My point was, it has nothing to do with children.

>else why mention the barely at all?

Because they are specifically promoting porn featuring women as young as legally possible. "Legal teens" would include 19 year olds, and they are trying to create the specific expectation of women who very recently turned 18.

>Why barely, which also means "not really"?

That is not what barely means at all. Barely means "only just". Barely legal means legal, but very close to the cut-off.

>That is not what barely means at all. Barely means "only just".

Not at all? Well, it is possible my translator (leo) is wrong. I think i have a fairly good understanding of the english language, but i am not a native speaker, so i tried to check my understanding.

I still think it has in this case at least the connotation.

It doesn't, your translator is wrong.

The connotations is not. The translation may be.

That is the link: http://dict.leo.org/ende/index_en.html#/search=barely&se...
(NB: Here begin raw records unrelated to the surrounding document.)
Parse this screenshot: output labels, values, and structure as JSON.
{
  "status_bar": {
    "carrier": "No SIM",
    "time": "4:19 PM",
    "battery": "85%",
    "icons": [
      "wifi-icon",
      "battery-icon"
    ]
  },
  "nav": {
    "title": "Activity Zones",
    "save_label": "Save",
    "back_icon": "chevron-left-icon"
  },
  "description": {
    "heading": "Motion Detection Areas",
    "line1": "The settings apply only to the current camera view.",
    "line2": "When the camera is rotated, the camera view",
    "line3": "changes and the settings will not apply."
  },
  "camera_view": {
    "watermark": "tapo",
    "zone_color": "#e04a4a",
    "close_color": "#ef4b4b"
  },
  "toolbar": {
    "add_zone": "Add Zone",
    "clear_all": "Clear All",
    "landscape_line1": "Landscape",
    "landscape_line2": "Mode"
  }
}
It seems that your English is good enough that you'd benefit from an English/English dictionary instead of relying on a German/English dictionary. That way, you're understanding the meaning in the same context as native speakers and without being tainted by connotations of words used in the German definition. (I have this problem all the time with English/Japanese dictionaries; I look something up and it doesn't make sense. Then I look it up in a Japanese/Japanese dictionary and everything makes perfect sense. Of course, sometimes that requires a few more trips to the dictionary to understand the definition, but...)

Anyway, if I were learning English I'd pay the $300 for an Oxford English Dictionary. You'll learn a lot that way.
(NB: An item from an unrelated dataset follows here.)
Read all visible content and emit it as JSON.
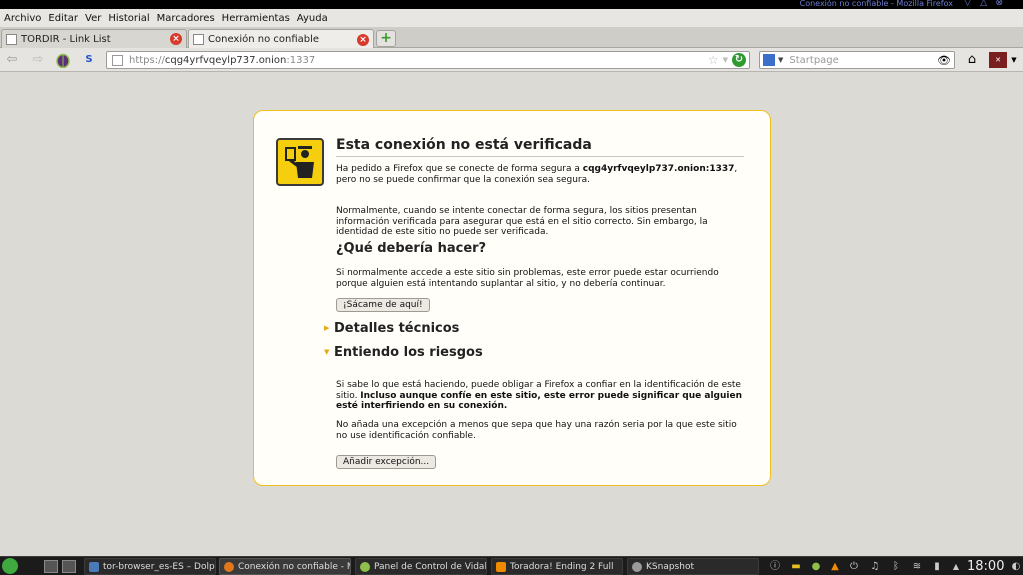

Thanks, that is a very constructive hint. I will keep it in mind.

It doesn't have that connotation, "barely legal" implies "fully legal".

I will explain it once again and in full and then let it go.

This is a special case. I know that normally barely meanst "only just" (though i believed leo that it sometimes - in special cases when used in a specific way - can mean "only almost"). But if someone hears a sentence like "that is barely visible", one always implies that it is not visible at all for someone seeing a degree worse. Now, if you vist a pornsite with usergenerated content - take 4chan as example - I'd bet a lot of money that one would find a mod-guideline or at least a discussion about such a guideline to delete any threads with "barely legal teens" as topic because a lot of users would post pictures of underage girls in such a thread. In such a case, barely implies not really. And therefore such a term can have another connotation than its formal meaning.

It is really a stretch to say "it doesn't have that connotation", connotations can vary even in one language for every speaker.

> woman

you mean, "person"?


It's also possible that "barely legal teens" tripped a spam filter. I hardly encounter that phrase except in porn site promotion.

Flagging an email as spam isn't the same as deleting it.

I agree that the phrase is unlikely to occur apart from the context of porn sites.

But I'd like to be in control of whether emails are being deleted or not. (Or flagged as spam or not.)

Some people prefer to get everything; others don't care if stuff is silently dropped. But it's important that they get to choose.

Certainly iCloud's is the wrong approach for your purposes (or mine). I'm not denying that; just offering a possible alternative to the explanation that "Apple thought these messages were child porn".

Guidelines | FAQ | Support | API | Security | Lists | Bookmarklet | DMCA | Apply to YC | Contact